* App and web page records
# # # #

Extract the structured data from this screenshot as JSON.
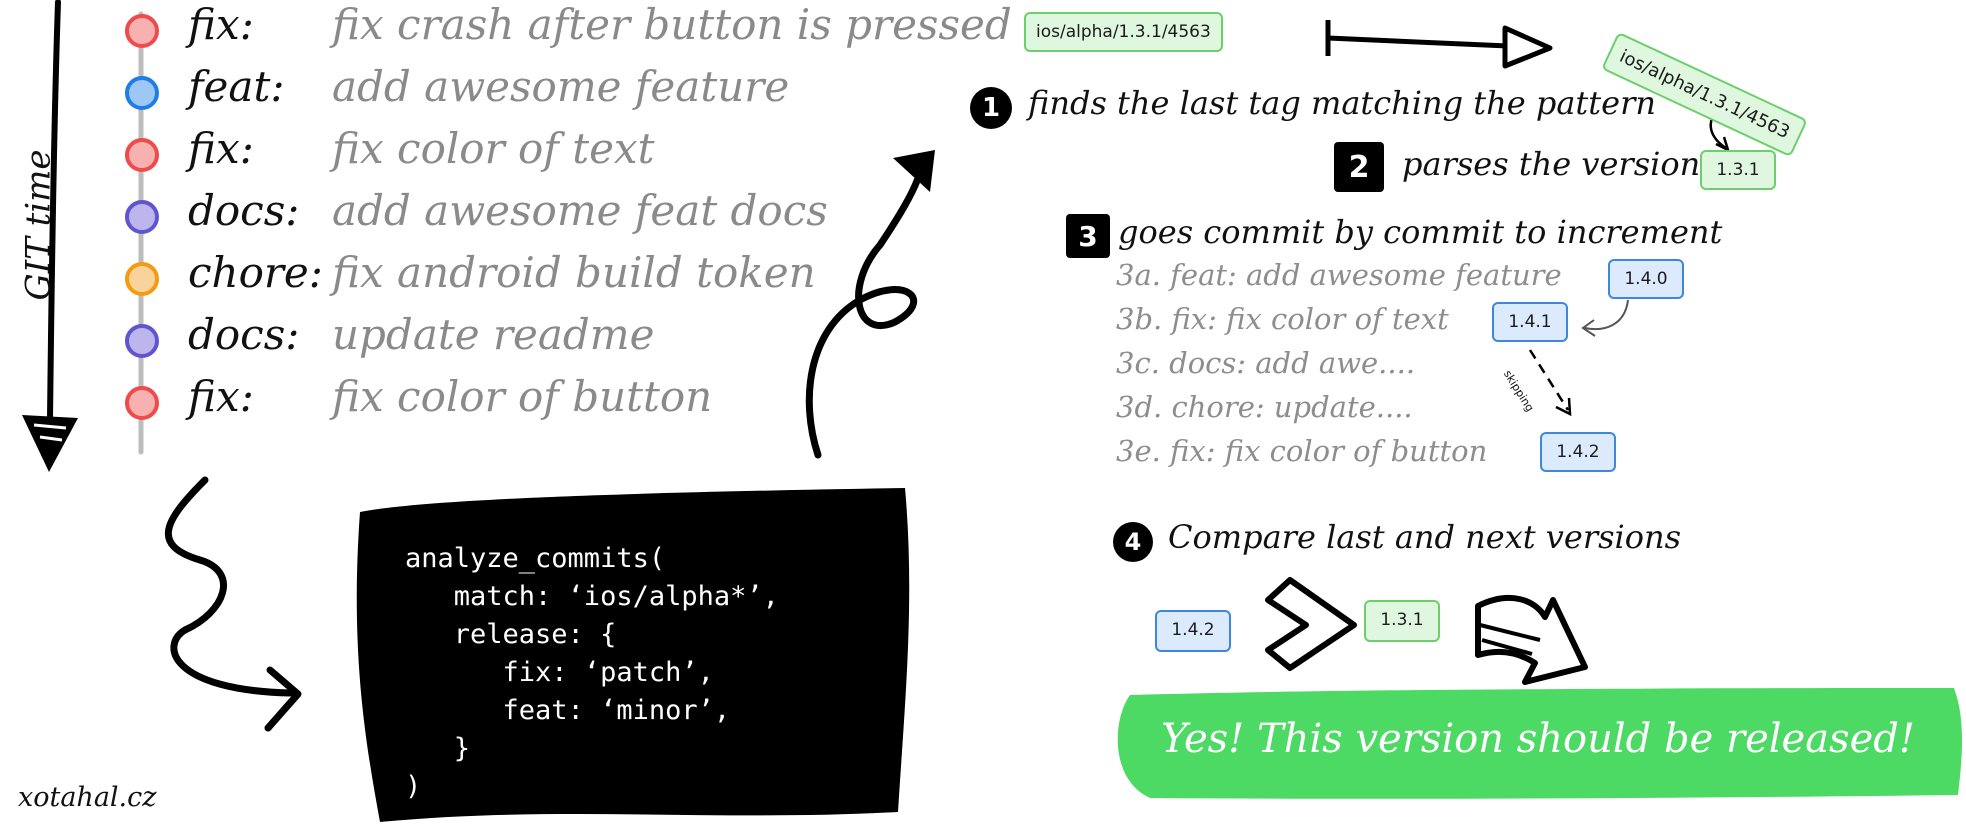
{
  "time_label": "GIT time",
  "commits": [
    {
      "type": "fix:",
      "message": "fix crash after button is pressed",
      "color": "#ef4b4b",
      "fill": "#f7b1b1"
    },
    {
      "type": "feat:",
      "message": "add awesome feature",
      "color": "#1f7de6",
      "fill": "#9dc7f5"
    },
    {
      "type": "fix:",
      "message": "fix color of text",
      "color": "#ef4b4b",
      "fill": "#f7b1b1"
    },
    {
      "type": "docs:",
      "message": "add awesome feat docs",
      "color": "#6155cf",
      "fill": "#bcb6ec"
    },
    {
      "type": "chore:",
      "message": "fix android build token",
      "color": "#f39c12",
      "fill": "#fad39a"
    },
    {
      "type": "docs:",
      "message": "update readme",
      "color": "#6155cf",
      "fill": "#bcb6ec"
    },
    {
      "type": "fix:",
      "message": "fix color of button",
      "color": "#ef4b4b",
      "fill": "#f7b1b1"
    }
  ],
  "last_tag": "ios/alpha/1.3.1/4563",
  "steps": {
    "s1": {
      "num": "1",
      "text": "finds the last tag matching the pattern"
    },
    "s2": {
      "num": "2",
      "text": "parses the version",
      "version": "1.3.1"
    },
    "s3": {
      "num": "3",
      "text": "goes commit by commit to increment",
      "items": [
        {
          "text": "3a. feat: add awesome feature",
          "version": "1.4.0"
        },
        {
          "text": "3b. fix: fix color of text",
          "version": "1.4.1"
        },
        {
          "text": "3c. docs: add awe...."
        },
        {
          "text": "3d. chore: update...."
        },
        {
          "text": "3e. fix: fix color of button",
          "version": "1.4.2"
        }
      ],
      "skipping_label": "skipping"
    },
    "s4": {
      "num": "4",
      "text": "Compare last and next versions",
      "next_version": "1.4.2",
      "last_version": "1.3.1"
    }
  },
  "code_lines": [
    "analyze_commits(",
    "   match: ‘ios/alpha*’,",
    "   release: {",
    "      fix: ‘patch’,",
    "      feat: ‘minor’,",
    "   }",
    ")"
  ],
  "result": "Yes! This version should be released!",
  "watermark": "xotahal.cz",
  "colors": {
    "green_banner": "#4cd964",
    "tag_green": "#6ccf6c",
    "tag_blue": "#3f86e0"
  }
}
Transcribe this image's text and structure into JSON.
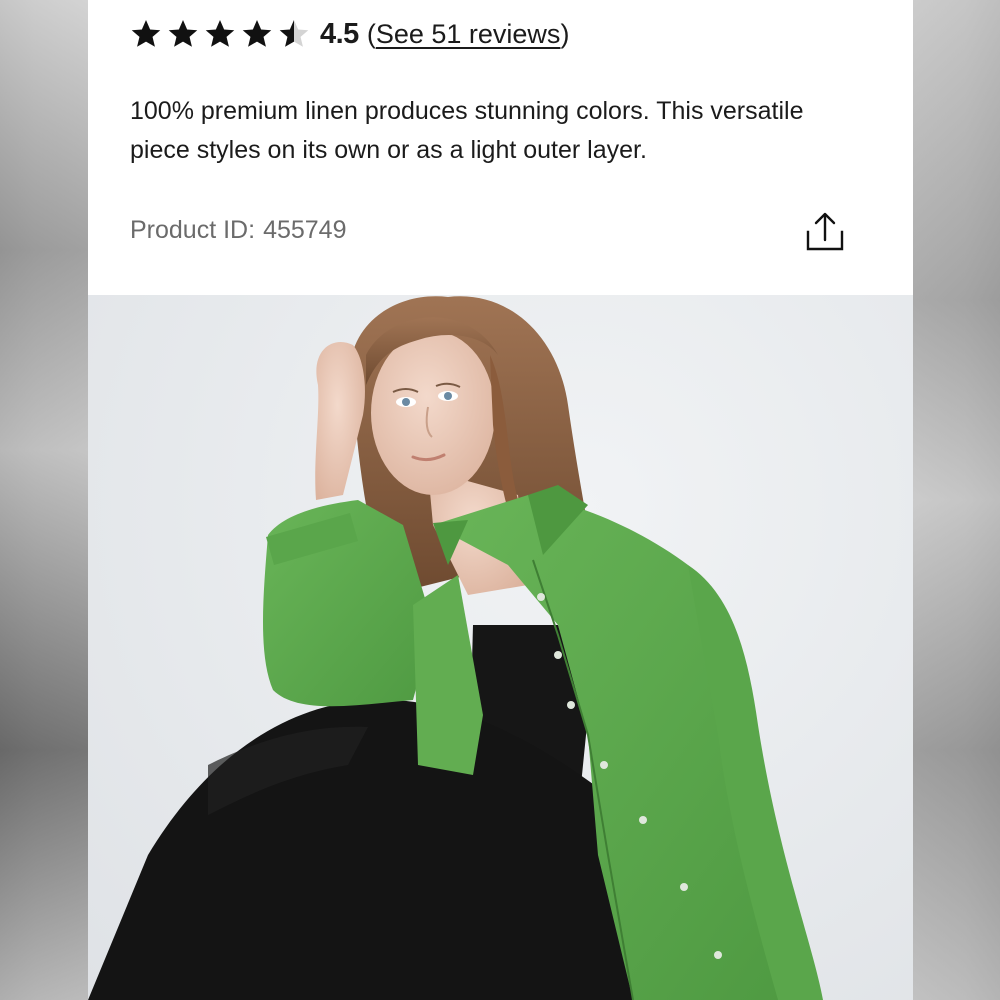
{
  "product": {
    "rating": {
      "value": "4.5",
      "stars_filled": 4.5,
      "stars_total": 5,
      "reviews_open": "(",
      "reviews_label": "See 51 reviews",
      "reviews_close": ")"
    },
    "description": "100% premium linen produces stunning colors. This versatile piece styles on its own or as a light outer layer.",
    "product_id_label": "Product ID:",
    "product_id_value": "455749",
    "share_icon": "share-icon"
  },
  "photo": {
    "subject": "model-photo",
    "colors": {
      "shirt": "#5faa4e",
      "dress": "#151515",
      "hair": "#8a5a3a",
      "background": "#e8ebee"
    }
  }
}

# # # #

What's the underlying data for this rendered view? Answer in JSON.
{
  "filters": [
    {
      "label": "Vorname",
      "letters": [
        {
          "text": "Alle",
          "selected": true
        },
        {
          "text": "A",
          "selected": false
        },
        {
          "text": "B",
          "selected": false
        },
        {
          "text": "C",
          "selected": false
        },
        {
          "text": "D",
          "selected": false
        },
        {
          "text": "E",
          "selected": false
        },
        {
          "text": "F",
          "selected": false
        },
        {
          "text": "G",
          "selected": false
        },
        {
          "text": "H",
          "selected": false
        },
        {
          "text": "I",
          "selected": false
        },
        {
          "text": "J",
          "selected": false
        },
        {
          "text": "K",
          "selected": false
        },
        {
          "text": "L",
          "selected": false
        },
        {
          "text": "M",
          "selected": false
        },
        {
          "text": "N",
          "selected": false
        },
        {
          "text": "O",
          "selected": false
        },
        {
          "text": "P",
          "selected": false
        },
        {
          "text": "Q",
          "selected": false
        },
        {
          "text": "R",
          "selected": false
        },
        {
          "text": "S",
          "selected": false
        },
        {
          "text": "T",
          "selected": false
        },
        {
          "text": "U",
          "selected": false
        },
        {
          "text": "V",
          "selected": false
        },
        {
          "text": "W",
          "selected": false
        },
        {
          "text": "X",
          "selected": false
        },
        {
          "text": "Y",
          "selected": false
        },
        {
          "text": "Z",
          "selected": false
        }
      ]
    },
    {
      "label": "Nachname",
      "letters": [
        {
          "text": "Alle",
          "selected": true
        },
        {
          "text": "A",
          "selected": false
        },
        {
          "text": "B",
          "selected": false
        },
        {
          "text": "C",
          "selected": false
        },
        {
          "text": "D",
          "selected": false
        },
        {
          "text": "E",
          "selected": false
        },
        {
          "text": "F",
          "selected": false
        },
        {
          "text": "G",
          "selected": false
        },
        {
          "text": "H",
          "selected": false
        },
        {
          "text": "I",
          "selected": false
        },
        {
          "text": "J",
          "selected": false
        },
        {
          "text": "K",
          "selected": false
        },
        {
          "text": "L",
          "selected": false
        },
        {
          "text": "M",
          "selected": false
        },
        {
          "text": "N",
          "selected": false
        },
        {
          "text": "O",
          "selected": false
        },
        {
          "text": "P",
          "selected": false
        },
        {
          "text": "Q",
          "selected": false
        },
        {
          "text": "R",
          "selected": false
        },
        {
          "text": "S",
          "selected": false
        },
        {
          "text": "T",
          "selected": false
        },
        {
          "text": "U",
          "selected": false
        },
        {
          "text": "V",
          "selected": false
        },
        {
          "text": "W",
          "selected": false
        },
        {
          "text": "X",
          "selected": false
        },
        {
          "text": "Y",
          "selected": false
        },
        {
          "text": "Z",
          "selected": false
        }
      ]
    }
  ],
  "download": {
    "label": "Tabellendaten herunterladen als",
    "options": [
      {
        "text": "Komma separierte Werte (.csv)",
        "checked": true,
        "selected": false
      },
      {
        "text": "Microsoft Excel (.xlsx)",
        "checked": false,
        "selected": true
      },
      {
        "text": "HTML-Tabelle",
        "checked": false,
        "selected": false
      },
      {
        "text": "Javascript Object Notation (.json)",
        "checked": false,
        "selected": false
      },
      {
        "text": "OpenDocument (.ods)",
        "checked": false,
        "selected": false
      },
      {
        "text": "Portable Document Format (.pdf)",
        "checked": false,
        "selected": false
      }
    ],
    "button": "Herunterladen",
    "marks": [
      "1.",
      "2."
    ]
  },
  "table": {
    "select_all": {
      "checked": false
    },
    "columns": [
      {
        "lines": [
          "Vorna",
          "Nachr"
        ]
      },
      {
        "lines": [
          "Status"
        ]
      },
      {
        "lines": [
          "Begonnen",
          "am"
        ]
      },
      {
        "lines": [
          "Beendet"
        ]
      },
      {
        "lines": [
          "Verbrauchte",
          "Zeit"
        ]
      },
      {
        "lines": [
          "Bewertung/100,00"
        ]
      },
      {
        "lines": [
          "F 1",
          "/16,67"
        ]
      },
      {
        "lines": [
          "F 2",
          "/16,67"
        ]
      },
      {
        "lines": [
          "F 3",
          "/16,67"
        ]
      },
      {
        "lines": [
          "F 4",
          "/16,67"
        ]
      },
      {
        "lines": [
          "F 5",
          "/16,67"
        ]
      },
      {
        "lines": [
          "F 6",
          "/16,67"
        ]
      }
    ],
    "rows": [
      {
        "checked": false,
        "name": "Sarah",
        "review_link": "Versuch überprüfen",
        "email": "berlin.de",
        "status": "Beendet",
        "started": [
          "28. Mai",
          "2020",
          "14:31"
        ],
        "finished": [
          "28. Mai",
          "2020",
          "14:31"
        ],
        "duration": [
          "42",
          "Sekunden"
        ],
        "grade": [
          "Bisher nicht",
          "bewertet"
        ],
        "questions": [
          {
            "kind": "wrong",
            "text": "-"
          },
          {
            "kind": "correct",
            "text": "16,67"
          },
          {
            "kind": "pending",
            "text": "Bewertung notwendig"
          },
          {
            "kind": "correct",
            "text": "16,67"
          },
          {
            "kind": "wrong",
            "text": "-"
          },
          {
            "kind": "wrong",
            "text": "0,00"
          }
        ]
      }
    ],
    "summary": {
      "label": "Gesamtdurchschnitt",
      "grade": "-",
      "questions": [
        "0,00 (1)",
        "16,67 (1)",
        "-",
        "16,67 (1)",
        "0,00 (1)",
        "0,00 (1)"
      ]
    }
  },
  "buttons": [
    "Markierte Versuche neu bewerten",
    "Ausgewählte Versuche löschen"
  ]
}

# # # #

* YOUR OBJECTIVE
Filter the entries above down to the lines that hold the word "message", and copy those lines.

* RESPONSE AREA
      "message": "fix crash after button is pressed",
      "message": "add awesome feature",
      "message": "fix color of text",
      "message": "add awesome feat docs",
      "message": "fix android build token",
      "message": "update readme",
      "message": "fix color of button",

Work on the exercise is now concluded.